▸ **Stored data**:
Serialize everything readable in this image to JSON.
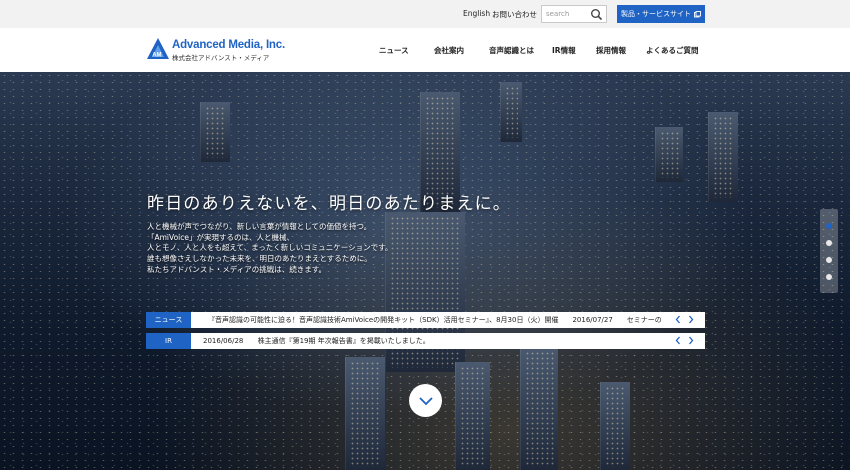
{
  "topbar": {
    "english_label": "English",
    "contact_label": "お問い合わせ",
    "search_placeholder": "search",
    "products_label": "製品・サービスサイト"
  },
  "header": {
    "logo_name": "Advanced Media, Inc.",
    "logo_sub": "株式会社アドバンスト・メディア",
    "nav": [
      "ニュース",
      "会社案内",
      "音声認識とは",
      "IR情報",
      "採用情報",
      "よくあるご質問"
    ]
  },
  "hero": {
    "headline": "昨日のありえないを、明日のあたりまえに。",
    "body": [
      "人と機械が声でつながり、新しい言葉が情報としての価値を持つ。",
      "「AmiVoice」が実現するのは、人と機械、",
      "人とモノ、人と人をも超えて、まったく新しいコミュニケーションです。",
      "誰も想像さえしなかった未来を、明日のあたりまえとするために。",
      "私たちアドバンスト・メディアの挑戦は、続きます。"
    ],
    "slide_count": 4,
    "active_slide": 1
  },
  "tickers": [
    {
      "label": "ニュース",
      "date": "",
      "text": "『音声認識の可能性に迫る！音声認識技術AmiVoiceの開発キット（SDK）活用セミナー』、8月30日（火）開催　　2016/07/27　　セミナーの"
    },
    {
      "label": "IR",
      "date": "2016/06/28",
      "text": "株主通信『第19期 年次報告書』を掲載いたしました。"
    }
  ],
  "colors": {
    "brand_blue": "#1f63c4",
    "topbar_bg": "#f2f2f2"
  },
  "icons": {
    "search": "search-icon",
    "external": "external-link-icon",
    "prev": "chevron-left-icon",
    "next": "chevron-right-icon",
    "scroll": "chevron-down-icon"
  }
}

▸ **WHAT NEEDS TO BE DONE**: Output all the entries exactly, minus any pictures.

▸ **ANSWER BELOW**:
Serialize everything readable in this image to JSON.
{
  "topbar": {
    "english_label": "English",
    "contact_label": "お問い合わせ",
    "search_placeholder": "search",
    "products_label": "製品・サービスサイト"
  },
  "header": {
    "logo_name": "Advanced Media, Inc.",
    "logo_sub": "株式会社アドバンスト・メディア",
    "nav": [
      "ニュース",
      "会社案内",
      "音声認識とは",
      "IR情報",
      "採用情報",
      "よくあるご質問"
    ]
  },
  "hero": {
    "headline": "昨日のありえないを、明日のあたりまえに。",
    "body": [
      "人と機械が声でつながり、新しい言葉が情報としての価値を持つ。",
      "「AmiVoice」が実現するのは、人と機械、",
      "人とモノ、人と人をも超えて、まったく新しいコミュニケーションです。",
      "誰も想像さえしなかった未来を、明日のあたりまえとするために。",
      "私たちアドバンスト・メディアの挑戦は、続きます。"
    ],
    "slide_count": 4,
    "active_slide": 1
  },
  "tickers": [
    {
      "label": "ニュース",
      "date": "",
      "text": "『音声認識の可能性に迫る！音声認識技術AmiVoiceの開発キット（SDK）活用セミナー』、8月30日（火）開催　　2016/07/27　　セミナーの"
    },
    {
      "label": "IR",
      "date": "2016/06/28",
      "text": "株主通信『第19期 年次報告書』を掲載いたしました。"
    }
  ],
  "colors": {
    "brand_blue": "#1f63c4",
    "topbar_bg": "#f2f2f2"
  },
  "icons": {
    "search": "search-icon",
    "external": "external-link-icon",
    "prev": "chevron-left-icon",
    "next": "chevron-right-icon",
    "scroll": "chevron-down-icon"
  }
}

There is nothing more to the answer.